I believe that appearances are deceiving.
While growing up, I always wore very baggy, dark lose-fitting clothing because I felt like it covered up everything I hated about myself. For years, I felt as though I stuck out like a sore thumb among other people my age, and I envied people who appeared to be happy because they were attractive and seemed to fit in with other kids.
Even though I had many friends as a kid, I felt extremely lonely, and the amount of people that liked me did not change the way I felt about myself. Many years passed by, but my feelings lingered and seemed to grow stronger with every attempt to hide behind my gleaming smile. My twisted views of myself finally lead to an unhealthy obsession over losing weight the summer before my freshman year.
Many stressful changes and difficult transitions filled that summer. Soon after the birth of my three-year-old brother, my parents felt strongly that they wanted to move to Ankeny from Norwalk, where we had lived for eight years, to be closer to a new church in Ankeny that they had started attending. In addition, my summer’s schedule was overrun with plans, trips with my family, and a mission trip to Sao Paulo, Brazil, towards the very end of summer. The start of the new school year neared, and still we searched for a new house and deliberated about the school I was going to attend my freshman year.
Looking at the scale, as the numbers went lower, and lower, lower. It was my drug. The picture of the scale’s arrow pointing away from that number that I hated, always in mind, it was always on my mind. I would rush home to step onto that scale, just one more time, and see it, telling me what I wanted to hear.
In a matter of three months, I had dropped over fifty pounds. Yet, after losing so much weight, I still looked at myself with disgust.
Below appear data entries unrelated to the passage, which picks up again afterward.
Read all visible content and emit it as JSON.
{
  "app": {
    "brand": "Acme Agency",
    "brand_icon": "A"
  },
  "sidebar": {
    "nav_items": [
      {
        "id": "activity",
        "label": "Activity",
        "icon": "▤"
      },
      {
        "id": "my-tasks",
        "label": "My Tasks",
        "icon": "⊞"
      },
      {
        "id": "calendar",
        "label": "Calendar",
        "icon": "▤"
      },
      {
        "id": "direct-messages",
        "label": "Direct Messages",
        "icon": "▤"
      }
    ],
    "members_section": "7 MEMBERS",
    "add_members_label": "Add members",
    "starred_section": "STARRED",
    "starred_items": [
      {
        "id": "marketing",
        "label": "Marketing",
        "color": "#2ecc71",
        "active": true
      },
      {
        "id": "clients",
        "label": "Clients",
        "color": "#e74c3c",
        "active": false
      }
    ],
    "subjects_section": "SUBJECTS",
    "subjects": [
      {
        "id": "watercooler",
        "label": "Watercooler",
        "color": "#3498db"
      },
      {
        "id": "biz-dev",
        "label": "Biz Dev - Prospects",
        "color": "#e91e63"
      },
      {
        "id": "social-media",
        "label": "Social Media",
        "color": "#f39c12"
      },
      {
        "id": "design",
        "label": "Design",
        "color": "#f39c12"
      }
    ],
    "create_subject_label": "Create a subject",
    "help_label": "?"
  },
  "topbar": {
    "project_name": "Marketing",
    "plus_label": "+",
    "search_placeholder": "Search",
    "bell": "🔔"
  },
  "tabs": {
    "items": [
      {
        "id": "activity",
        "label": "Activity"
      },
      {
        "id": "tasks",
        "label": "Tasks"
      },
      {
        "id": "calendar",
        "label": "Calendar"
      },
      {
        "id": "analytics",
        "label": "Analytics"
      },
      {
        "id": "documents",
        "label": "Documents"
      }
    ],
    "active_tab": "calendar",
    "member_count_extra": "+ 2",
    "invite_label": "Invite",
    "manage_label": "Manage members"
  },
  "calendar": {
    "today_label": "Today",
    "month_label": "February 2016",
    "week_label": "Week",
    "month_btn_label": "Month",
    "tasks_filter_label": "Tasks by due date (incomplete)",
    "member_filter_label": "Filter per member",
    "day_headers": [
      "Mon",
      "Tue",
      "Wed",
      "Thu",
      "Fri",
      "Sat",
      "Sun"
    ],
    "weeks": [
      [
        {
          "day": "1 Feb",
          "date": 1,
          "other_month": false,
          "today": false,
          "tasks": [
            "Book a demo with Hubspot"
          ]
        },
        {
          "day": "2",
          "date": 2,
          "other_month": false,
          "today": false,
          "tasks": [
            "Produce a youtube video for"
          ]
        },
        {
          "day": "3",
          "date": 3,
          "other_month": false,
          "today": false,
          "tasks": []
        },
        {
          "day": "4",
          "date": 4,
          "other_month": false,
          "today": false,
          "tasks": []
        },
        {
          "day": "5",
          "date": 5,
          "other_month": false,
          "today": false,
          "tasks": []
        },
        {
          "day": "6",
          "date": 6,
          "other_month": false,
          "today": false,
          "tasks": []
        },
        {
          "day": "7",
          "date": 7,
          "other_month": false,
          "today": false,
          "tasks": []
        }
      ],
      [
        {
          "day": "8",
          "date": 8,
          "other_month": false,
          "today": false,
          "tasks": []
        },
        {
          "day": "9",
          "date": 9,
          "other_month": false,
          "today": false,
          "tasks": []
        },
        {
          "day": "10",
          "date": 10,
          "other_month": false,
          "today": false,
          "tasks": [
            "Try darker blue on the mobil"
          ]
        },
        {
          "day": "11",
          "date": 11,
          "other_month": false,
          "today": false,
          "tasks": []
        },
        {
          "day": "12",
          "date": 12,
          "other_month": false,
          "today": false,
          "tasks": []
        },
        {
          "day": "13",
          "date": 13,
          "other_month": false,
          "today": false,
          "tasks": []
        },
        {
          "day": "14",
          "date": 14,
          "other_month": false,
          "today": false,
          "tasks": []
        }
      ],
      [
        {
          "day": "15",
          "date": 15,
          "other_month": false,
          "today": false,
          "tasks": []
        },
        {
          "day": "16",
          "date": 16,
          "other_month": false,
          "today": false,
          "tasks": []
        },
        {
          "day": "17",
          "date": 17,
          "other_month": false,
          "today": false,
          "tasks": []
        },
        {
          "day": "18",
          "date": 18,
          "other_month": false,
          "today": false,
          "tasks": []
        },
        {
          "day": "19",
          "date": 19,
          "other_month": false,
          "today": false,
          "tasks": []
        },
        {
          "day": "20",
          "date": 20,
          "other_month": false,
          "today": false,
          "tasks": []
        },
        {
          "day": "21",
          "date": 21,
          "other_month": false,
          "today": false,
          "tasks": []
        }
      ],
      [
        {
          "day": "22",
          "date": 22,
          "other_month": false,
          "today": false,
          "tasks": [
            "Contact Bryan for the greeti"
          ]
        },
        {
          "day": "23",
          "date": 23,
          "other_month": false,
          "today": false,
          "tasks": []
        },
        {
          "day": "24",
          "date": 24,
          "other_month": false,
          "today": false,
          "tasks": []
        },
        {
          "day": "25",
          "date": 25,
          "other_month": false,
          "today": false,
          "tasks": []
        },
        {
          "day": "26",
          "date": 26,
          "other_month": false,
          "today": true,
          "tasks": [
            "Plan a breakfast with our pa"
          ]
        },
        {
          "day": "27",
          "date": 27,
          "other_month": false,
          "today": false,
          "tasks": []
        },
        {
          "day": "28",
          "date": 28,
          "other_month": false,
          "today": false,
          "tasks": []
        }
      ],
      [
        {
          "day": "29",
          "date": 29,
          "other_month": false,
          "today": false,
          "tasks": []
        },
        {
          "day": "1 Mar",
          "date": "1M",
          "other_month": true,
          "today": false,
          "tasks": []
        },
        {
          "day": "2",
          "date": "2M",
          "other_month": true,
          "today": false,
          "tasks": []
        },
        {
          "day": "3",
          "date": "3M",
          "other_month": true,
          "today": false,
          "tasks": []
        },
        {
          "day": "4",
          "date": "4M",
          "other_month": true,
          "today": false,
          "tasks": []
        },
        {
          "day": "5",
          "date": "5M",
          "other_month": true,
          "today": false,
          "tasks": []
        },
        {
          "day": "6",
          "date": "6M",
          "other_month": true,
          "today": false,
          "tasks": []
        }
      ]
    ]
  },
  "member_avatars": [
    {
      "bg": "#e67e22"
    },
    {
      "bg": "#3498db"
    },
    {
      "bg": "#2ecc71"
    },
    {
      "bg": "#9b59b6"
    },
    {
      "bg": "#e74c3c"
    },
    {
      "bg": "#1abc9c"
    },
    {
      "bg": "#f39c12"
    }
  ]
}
Even after people showered me with numerous compliments on how great my appearance had become, I still remained very depressed. But overtime, after I forgave myself and several people in my life, I began to realize that obsessing over a number or size or whether or not people accepted me would not change the way I felt about myself or would cause me to have an abundance of joy and fulfillment in my life.
I struggled with obsessions, depressions, addictions, and many other things to come to the realization that I am my own person, and that being perfect or accepted by everyone is unattainable. No one can truly be happy through his or her appearances alone, and from that I have found that a person’s outward appearance is truly just a mask.